TASK TO CARRY OUT
Some lines in the data below hold the string "your". Report how many, as a bare number.

STORED DATA
- - - - -

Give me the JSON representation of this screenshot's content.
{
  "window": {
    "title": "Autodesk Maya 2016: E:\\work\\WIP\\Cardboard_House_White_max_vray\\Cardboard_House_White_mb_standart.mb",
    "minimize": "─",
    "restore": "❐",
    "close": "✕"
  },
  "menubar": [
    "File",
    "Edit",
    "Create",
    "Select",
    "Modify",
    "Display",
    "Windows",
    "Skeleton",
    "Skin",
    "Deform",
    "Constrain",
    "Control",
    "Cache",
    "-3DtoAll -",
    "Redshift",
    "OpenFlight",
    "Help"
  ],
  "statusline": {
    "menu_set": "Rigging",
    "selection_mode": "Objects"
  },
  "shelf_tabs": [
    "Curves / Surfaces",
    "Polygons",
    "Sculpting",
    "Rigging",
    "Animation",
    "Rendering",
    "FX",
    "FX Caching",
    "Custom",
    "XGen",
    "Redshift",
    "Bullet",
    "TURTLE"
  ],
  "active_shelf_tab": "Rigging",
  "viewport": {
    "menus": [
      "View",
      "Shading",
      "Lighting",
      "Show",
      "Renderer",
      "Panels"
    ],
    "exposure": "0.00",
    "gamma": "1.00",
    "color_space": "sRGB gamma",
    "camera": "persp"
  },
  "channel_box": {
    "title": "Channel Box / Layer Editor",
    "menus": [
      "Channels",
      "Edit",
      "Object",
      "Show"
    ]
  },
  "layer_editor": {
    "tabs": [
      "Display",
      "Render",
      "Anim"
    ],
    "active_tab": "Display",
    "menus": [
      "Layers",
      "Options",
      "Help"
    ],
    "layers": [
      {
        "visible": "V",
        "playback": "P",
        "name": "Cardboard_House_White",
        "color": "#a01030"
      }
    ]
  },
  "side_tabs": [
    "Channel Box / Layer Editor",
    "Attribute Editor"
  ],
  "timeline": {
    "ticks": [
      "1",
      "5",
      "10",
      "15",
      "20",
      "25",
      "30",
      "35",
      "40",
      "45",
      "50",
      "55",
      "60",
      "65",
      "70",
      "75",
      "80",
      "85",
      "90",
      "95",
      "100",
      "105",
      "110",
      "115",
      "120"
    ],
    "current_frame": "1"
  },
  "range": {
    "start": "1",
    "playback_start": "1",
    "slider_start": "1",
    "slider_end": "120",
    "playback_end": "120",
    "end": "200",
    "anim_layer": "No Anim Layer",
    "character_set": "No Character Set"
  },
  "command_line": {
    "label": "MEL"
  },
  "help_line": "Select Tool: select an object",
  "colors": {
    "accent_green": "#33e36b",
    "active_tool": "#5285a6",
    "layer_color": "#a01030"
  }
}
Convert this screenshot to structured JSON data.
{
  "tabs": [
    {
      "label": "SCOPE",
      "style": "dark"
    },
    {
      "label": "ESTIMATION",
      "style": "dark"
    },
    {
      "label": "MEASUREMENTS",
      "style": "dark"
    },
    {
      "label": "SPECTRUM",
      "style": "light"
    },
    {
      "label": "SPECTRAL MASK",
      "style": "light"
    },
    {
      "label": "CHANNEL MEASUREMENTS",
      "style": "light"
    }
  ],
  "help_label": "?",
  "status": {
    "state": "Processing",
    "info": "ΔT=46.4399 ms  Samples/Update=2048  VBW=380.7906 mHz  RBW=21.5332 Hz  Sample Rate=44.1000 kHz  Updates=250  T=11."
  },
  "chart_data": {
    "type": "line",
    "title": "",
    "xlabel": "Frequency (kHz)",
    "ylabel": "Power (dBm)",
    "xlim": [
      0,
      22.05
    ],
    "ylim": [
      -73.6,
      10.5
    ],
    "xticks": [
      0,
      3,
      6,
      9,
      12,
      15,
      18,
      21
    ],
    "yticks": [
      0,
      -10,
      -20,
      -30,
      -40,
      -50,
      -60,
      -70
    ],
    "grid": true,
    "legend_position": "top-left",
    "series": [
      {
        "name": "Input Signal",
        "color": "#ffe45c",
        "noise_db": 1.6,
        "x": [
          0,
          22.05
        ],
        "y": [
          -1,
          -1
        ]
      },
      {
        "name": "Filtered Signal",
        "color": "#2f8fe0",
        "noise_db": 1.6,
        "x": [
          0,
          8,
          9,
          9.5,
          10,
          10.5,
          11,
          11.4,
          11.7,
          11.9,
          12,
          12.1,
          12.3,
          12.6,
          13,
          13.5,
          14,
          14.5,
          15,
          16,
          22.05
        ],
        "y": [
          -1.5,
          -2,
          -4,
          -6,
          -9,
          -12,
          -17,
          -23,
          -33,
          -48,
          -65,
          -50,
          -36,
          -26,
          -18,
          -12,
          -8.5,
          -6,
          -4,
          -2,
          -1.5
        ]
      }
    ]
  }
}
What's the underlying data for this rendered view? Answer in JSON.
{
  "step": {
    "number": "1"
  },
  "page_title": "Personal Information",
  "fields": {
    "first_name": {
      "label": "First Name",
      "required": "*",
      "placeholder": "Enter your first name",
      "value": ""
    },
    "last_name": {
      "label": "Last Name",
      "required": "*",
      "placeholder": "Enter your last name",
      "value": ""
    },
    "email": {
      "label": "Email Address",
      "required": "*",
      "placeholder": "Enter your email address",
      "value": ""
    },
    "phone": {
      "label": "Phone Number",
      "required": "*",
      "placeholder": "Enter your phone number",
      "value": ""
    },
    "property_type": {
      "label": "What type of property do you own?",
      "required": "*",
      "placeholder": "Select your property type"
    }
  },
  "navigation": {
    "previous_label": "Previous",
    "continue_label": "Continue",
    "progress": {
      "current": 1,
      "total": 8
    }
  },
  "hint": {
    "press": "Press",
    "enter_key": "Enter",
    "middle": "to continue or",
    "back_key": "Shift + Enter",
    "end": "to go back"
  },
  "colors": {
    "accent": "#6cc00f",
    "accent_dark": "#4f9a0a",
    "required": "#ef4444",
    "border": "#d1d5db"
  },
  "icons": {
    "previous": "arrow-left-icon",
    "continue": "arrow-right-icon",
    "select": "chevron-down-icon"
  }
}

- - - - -

ANSWER SPACE
5